- Heat 1 tbsp of olive oil in a large skillet over medium heat. I prefer using a cast iron skillet for this recipe.
- Add chorizo and cook about 10 minutes breaking up the meat into smaller pieces. Stir in poblano, onion and garlic. Saute until the vegetables are softened, 5 minutes. Remove to a bowl and set aside.
- To the same skillet add the rest of the olive oil and potatoes. Season with salt. Allow the potatoes to cook thoroughly until crispy around the edges.
- Return the chorizo mixture to the potatoes, season with salt and pepper to taste.
- Make four egg size spaces in the potatoes. Crack an egg into each one, cover and cook until the eggs are done.
- Sprinkle with cilantro. Enjoy.
Life is a rollercoaster. I feel as if I am always on the go, always thinking, debating, solving, creating, managing, motivating, inspiring, coaching, teaching, at the same time trying to keep my sanity. I feel like a superwoman. That in itself is powerful. Women are strong creatures. We have an ability to get things done, while juggling many tasks at the same time.
One of my favorite juggling acts is photographing dinner for the blog right before I serve it, especially when my patient husband waits so “patiently” to eat it. A funny man that he is, he loves telling people how he’s grown used to eating cold dinners by now. Thankfully this one only took me a few minutes.
This panini is on a whole new level of good. We are very lucky to be living so close to NYC. The abundance of Deli style meats blows my mind. The benefit of having fantastic pastrami within miles is phenomenal. When Kurt’s family visited from Lake Tahoe they were trying to figure out how to sneak the pastrami on the plane and bring it back home with them. Yeah, its that good.
I send Kurt to one of these fabulous Deli’s to pick up pastrami because making this panini was all I can think about. One of the best sandwiches I have made.
- Arugula pesto (2 tbsp pignoli nuts, 1 cup arugula, 3 garlic cloves, 1 tsp lemon juice, olive oil and salt: process in a blender)
- 4 slices rye bread
- 1 small eggplant, sliced lengthwise into thin slices
- 4 slices fresh mozzarella
- ½ lb pastrami
- 1 tbsp olive oil
- whole grain mustard, for serving
- Prepare pesto.
- Preheat a griddle or a panini press.
- Season with salt. Preheat olive oil in a small skillet, sauté eggplant slices about 2 min on each side.
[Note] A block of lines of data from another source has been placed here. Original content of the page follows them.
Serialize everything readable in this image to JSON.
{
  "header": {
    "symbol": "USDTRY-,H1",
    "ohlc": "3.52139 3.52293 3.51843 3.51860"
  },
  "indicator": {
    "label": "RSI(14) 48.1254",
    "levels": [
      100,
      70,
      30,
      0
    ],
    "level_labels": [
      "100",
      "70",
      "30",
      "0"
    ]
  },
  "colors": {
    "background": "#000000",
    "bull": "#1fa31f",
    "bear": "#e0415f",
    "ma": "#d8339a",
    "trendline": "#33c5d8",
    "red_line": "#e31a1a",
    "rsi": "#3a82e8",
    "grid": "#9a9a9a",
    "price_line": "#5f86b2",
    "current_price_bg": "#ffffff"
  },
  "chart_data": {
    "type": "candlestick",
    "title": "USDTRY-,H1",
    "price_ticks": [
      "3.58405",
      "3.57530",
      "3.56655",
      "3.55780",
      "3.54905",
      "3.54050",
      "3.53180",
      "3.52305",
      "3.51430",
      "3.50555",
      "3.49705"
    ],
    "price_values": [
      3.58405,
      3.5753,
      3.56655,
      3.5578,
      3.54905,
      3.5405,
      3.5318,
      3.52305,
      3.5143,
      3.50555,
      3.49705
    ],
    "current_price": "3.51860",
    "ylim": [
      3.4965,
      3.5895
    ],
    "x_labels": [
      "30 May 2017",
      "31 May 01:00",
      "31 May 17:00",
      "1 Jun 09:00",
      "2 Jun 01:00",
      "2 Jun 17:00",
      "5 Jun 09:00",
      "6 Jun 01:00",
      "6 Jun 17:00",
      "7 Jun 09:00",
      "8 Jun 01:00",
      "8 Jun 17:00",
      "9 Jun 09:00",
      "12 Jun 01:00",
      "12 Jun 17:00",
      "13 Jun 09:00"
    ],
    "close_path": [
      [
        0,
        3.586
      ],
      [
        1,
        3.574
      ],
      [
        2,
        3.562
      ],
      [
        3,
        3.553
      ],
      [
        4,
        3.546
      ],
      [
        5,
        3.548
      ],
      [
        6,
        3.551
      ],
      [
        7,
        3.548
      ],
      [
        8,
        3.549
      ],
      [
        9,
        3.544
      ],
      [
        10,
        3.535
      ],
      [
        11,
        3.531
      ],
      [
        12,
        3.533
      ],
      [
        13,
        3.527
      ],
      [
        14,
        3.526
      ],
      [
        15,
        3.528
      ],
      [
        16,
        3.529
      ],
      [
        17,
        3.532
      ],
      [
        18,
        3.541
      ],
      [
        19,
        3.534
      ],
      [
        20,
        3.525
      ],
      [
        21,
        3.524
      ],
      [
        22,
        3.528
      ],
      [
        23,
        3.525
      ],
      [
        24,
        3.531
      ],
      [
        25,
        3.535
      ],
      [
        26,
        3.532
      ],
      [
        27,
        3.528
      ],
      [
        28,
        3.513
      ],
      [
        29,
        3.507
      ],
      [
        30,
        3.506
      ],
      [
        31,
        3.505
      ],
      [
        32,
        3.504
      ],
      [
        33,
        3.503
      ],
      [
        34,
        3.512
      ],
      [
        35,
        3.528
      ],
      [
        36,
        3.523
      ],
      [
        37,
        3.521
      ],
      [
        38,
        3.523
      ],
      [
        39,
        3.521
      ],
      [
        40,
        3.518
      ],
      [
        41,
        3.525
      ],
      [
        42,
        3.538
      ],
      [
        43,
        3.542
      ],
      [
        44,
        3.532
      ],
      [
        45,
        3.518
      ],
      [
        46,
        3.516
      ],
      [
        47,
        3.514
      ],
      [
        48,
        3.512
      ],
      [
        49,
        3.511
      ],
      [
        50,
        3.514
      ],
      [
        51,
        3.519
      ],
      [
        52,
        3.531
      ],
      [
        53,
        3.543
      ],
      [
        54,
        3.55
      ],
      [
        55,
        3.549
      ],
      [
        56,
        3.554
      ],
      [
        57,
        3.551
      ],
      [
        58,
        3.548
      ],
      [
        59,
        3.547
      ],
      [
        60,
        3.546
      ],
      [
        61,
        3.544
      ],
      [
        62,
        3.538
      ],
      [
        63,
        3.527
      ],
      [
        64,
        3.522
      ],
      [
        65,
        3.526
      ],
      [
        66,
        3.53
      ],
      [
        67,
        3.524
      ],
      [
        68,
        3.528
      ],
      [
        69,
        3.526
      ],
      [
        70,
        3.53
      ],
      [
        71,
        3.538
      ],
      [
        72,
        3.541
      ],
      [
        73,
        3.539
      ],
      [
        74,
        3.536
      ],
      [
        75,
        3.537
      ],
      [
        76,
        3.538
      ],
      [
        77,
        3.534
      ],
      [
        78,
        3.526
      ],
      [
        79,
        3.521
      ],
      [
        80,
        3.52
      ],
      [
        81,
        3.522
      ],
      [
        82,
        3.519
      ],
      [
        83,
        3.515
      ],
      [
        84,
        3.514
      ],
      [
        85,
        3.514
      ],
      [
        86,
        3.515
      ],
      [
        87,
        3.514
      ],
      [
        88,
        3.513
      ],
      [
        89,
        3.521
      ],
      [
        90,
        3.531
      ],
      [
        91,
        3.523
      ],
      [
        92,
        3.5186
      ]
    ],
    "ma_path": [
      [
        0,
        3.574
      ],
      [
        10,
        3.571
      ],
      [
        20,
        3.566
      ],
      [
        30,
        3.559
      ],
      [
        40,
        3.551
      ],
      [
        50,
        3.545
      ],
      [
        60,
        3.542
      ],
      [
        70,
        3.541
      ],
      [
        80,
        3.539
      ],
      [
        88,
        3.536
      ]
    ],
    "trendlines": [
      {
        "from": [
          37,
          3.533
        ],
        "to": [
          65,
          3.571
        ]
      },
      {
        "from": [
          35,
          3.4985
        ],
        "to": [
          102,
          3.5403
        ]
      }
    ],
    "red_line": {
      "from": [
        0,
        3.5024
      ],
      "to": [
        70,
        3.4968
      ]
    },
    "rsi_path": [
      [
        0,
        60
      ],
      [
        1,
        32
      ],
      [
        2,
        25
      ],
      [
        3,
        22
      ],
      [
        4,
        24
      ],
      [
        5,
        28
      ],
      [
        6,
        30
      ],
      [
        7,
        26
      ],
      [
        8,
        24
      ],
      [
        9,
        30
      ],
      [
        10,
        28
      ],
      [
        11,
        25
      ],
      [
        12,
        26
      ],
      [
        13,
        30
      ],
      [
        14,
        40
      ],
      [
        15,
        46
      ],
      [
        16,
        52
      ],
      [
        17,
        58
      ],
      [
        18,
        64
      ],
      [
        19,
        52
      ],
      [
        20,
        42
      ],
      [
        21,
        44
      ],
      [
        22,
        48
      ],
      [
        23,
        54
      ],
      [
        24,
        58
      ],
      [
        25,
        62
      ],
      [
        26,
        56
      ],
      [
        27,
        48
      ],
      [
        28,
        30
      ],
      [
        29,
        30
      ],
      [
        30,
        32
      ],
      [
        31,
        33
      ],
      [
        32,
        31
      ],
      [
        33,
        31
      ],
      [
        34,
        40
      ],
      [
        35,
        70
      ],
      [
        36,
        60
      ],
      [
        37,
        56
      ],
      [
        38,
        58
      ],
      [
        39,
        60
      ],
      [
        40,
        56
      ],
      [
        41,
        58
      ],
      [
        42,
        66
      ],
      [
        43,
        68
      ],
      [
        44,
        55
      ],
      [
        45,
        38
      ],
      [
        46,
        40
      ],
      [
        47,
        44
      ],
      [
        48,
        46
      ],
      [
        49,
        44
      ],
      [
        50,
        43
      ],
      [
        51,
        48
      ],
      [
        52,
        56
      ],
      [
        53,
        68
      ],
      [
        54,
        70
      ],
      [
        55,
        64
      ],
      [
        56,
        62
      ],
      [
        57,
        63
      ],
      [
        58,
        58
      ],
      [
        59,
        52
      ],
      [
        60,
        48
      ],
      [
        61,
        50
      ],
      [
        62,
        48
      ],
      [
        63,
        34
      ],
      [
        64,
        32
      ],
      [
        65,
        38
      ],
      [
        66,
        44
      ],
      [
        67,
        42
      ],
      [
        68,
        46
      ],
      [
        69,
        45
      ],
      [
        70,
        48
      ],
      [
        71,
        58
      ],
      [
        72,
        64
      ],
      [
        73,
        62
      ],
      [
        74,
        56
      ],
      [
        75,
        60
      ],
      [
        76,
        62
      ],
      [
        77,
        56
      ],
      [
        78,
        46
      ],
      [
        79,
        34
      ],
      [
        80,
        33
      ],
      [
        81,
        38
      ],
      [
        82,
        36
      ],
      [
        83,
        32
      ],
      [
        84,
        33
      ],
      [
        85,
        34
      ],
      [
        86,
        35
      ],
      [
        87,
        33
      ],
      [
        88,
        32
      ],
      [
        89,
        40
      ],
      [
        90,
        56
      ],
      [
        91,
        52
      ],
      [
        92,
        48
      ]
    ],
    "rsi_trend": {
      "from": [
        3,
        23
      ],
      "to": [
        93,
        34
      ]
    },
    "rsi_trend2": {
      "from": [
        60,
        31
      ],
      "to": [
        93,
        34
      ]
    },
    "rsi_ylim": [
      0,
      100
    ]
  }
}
Set aside.
- Spread pesto on both sides of rye slices, top with eggplant, pastrami and mozzarella cheese. Grill until the cheese melts and grill marks appear.
- Serve with mustard on the side.